Task brief: All lines with the word "from" in the material below are required.

Records supplied:
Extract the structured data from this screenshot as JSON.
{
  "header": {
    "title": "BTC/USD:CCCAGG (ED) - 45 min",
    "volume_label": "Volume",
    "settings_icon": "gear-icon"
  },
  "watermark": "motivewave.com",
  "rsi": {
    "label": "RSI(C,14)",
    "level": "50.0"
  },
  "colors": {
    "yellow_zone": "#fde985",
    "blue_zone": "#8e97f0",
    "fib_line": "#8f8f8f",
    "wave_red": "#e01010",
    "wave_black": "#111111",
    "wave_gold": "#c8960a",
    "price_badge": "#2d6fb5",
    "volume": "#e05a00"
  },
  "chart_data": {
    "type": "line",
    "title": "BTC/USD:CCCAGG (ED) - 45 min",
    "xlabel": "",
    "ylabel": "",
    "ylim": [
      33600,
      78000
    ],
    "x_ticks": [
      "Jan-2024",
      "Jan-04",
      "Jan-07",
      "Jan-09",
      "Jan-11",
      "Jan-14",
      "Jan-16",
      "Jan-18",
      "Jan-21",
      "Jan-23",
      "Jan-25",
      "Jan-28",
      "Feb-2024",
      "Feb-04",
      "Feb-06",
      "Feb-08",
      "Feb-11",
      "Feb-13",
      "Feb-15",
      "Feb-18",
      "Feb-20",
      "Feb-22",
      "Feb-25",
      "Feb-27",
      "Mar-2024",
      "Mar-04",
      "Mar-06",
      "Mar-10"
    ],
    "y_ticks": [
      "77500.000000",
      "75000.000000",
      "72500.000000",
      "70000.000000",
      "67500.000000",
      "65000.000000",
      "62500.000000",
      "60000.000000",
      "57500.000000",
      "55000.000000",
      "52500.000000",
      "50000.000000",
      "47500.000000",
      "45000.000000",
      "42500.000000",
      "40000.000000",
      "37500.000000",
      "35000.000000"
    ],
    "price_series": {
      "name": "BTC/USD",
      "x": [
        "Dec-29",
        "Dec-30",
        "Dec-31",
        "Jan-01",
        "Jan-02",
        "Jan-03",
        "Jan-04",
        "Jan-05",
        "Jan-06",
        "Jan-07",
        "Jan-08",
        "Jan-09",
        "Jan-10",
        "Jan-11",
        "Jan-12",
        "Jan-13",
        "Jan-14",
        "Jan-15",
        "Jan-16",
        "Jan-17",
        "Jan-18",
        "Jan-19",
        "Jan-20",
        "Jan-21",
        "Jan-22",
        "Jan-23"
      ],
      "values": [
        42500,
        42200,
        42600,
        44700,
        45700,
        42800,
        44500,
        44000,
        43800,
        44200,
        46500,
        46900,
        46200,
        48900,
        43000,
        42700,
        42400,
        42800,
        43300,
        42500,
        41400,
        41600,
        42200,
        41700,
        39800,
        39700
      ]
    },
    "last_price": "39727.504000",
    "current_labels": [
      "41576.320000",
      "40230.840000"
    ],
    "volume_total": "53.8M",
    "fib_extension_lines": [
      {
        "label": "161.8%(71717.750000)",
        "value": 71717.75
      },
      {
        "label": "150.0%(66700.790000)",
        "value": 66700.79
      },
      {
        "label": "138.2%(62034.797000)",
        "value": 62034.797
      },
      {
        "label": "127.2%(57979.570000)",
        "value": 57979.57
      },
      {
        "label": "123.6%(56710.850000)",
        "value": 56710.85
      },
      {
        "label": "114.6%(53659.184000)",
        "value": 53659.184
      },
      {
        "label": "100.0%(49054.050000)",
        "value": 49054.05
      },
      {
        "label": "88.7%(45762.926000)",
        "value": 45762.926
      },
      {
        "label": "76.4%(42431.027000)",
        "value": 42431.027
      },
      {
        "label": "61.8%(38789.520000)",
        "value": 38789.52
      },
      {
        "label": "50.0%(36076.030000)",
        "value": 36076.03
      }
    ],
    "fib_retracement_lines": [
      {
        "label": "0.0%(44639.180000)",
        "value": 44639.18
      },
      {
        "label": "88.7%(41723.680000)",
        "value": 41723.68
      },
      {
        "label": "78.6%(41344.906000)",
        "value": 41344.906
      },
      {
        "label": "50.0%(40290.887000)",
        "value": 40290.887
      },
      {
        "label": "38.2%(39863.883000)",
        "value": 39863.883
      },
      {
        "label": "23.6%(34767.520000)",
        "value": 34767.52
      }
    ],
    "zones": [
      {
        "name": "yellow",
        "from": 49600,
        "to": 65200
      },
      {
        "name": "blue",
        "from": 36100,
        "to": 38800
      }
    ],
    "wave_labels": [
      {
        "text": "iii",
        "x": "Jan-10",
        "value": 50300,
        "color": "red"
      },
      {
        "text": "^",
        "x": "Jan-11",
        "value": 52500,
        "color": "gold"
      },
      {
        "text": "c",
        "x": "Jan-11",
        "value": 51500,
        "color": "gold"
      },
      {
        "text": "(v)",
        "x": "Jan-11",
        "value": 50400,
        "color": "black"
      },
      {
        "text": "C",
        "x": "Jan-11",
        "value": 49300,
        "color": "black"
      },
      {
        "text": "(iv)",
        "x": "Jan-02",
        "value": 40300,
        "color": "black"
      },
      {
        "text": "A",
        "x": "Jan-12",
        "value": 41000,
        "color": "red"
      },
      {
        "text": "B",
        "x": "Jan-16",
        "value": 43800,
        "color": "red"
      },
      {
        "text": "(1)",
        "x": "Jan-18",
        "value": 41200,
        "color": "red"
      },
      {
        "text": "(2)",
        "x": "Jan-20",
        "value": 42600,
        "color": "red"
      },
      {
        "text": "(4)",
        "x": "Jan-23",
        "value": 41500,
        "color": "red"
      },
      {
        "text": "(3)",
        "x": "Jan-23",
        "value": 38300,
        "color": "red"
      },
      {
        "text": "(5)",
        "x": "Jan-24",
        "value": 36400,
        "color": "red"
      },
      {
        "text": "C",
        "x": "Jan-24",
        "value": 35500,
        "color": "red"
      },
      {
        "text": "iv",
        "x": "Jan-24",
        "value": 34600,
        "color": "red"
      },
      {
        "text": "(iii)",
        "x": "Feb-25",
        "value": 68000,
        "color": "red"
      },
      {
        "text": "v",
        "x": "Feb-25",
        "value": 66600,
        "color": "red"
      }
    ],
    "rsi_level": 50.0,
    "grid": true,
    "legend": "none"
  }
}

Written reply:
Extract the structured data from this screenshot as JSON.
        "from": 49600,
        "from": 36100,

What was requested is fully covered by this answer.